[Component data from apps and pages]
<<<<

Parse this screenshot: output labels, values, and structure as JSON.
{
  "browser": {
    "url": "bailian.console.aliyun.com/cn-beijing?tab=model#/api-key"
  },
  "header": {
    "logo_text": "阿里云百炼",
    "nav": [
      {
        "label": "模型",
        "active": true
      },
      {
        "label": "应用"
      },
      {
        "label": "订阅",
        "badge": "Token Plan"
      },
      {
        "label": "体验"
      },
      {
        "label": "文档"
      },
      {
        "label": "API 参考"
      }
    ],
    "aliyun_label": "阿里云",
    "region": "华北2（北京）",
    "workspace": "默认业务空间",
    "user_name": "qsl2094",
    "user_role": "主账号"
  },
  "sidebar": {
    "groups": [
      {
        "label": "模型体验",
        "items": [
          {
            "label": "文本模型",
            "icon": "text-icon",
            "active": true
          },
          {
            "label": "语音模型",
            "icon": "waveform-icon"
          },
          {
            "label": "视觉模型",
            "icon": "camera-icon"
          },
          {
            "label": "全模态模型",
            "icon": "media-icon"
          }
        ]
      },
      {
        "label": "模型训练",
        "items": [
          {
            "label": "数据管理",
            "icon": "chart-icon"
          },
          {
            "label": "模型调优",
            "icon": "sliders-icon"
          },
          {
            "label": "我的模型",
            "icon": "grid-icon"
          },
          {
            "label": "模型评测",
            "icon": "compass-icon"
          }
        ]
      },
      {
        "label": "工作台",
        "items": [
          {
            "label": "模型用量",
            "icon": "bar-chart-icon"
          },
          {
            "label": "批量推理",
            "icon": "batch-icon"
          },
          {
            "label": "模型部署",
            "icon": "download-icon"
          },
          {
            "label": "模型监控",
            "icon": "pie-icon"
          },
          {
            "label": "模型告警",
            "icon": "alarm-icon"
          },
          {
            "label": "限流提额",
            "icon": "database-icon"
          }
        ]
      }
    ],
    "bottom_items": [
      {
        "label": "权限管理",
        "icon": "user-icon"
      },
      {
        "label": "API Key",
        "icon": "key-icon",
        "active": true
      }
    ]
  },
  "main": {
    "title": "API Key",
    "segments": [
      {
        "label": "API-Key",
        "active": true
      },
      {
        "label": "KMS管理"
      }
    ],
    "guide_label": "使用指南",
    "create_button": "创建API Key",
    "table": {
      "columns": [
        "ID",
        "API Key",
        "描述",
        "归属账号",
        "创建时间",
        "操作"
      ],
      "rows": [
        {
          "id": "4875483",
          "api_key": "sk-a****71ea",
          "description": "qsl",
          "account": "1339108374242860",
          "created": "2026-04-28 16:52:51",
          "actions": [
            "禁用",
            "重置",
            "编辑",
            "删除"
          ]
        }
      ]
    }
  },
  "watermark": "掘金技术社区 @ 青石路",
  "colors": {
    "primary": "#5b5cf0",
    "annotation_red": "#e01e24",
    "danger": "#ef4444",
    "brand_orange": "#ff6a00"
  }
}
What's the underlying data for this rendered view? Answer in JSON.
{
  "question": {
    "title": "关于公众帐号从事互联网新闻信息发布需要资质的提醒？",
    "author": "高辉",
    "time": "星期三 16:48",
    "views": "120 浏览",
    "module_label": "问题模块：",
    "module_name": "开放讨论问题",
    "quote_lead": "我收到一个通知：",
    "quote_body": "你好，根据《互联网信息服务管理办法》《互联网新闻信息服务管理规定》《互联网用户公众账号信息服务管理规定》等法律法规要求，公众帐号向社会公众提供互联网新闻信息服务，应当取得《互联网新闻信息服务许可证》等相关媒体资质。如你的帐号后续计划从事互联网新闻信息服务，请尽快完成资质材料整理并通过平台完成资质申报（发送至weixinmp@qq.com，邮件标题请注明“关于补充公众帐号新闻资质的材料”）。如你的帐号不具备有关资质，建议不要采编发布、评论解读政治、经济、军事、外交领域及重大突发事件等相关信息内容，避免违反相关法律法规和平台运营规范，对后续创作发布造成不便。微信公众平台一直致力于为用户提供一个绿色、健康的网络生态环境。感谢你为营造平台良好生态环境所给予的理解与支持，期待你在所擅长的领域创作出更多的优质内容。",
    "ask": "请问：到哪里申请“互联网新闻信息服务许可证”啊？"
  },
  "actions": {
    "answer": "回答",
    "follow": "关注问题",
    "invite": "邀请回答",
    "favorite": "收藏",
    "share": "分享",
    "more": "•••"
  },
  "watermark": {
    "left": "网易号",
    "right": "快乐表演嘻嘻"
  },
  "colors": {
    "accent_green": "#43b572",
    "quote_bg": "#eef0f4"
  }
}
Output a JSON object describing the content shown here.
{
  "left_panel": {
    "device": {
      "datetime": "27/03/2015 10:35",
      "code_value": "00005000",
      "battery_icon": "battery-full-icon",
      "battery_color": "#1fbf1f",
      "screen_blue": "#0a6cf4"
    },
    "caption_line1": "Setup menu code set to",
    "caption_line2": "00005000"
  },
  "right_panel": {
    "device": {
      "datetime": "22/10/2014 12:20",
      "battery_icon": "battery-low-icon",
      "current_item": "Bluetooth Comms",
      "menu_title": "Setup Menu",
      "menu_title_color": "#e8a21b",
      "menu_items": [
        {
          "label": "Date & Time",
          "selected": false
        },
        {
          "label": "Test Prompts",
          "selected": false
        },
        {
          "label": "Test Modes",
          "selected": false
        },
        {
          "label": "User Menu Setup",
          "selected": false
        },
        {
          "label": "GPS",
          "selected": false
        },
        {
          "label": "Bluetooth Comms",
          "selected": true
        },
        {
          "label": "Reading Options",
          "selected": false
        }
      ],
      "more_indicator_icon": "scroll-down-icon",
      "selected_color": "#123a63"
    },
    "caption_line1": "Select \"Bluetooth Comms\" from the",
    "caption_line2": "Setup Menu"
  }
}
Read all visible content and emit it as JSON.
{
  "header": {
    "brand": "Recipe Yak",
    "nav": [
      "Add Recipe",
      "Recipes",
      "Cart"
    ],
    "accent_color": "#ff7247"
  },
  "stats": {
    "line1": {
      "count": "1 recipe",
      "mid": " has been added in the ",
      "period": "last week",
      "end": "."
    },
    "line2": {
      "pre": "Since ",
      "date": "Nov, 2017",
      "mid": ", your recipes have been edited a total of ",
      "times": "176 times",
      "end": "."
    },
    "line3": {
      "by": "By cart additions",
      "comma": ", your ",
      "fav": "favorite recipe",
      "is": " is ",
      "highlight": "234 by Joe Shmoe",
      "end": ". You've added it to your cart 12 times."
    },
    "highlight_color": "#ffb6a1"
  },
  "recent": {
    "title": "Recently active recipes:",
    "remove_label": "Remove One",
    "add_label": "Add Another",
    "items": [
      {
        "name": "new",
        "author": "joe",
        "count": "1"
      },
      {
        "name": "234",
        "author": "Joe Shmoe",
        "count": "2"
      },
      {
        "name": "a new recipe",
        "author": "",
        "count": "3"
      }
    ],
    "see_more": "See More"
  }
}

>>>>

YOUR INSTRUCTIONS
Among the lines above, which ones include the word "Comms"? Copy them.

EXPECTED ANSWER
      "current_item": "Bluetooth Comms",
          "label": "Bluetooth Comms",
    "caption_line1": "Select \"Bluetooth Comms\" from the",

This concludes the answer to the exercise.